Information Architecture - Part 3



Labeling

Labels represent bigger chunks of information. You can say it gives a visual representation of the structure of the information. Labels can be textual or iconographic. 

Types of labels

Textual labels: These are texts which are hyperlinked to another page of information. It ideally tells in a word, what the user can expect if he clicks on it. 

The different kinds of textual labels are:

1. Contextual links: These are texts within a content which is hyperlinked to further information or to another page. 

2. Headings: These are used to describe chunks of information. It has to be obvious and inform the sequence of the hierarchy.

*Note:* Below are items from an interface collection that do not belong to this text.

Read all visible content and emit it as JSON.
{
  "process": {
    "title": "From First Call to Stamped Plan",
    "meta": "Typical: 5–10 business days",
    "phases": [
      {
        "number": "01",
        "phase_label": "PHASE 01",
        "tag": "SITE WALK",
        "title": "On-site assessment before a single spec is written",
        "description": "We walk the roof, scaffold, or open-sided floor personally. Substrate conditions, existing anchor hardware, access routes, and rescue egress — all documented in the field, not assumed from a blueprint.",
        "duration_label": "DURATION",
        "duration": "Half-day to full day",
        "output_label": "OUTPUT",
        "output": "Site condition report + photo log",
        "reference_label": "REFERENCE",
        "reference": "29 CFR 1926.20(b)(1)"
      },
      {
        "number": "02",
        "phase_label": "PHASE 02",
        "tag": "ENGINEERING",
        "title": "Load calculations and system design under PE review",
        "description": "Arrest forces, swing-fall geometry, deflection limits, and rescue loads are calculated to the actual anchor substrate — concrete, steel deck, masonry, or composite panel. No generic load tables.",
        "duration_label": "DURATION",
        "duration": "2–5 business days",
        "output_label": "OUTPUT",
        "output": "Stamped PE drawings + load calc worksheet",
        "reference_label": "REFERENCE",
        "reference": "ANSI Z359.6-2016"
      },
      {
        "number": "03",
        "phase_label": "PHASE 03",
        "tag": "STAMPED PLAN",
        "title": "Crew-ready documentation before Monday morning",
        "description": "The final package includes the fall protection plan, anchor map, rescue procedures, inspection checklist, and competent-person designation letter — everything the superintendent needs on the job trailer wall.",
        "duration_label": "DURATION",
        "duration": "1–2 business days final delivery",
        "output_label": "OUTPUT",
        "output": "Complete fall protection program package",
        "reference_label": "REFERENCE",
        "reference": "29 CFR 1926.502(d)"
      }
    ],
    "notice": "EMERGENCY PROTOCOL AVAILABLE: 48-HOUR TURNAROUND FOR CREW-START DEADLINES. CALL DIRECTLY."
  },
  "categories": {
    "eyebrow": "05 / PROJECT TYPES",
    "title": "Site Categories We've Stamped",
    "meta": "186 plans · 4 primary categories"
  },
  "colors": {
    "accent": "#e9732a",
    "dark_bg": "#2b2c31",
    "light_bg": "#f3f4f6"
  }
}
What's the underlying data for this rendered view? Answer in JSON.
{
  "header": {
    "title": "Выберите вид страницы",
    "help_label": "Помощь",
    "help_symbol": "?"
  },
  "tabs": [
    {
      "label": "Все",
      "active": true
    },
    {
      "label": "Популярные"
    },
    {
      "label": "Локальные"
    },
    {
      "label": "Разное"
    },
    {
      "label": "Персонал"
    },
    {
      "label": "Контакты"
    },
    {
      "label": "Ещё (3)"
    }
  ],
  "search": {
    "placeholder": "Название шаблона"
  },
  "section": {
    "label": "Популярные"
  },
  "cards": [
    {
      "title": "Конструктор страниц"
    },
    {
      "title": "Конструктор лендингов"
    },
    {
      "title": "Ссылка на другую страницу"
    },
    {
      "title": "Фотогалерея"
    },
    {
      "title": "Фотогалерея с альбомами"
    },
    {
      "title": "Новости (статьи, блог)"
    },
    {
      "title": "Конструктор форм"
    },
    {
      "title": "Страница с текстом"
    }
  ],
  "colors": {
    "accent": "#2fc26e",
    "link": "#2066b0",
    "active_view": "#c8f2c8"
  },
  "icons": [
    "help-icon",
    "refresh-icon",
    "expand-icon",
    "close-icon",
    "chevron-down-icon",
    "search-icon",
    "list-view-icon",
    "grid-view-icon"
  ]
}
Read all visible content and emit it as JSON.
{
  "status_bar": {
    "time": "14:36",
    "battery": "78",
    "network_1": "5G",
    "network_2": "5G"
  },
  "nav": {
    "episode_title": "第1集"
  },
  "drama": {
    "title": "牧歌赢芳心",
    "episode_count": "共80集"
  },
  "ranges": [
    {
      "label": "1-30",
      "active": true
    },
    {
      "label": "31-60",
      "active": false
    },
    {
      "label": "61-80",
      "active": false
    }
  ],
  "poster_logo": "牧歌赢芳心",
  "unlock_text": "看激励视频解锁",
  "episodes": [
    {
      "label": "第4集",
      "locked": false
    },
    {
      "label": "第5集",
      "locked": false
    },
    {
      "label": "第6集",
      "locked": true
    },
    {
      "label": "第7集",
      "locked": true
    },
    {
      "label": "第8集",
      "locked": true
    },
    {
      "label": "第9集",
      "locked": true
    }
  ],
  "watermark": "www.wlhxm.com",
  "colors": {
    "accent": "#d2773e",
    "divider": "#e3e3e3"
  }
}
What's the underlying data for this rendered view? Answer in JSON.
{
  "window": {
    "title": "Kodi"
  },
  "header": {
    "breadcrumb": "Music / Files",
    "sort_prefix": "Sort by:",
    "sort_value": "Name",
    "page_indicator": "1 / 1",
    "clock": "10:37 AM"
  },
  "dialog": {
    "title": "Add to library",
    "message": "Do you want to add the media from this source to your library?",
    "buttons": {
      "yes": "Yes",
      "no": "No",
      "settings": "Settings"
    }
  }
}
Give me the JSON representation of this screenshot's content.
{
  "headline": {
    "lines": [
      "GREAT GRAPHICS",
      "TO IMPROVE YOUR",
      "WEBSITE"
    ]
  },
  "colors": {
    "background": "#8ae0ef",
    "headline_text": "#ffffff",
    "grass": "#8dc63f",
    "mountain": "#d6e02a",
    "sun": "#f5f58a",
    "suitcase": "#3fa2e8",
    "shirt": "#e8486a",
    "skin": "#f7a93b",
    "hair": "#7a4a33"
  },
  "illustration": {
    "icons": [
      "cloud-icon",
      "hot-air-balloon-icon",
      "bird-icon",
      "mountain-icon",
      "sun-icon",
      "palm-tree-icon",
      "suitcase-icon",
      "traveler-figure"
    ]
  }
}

3. Navigation systems: These are the labels used for navigation system. 

For instance, Main page, home page, search, FAQ, Contact us, About us etc. These labels should be consistent.

4. Index terms

Iconic labels: These are labels that are pictorial and represent the information it can lead to or contain. Though iconic labels can help in making the design more attractive, there is always a fear if the icons represent the message appropriately or even correctly. In other words, it can always be misunderstood. 

Guidelines for creating labels

1. Call them by their right names

2. Use words that the users understand

3. Use a consistent labeling system

In a grocery online store, calling pulses as “grains” might not help the customers to identify what is represents. Calling meat and fish as “for non-vegetarians” might not be appropriate either. 

On the other hand calling “aravi” as “colocacia” might not sell a single bit of that plant. It is the right English word, but not a commonly used one. How would people understand it? 

How to create labels

Content: Look at the words used in your content and the labels they suggest.

User research: The user research will contain hundreds of words that describe how the users phrase ideas and concepts. Make sure you look at your search logs – you’ll see exactly what people are looking for.

Card sorting: The last step in card sorting is often for people to provide a label describing what the group of cards is about. This can give an idea on how to create the labels.

Look around: The competitors and other sites can give a good idea how the labels are done. Looking at it can help you to follow a similar system that can actually be comfortable for the users.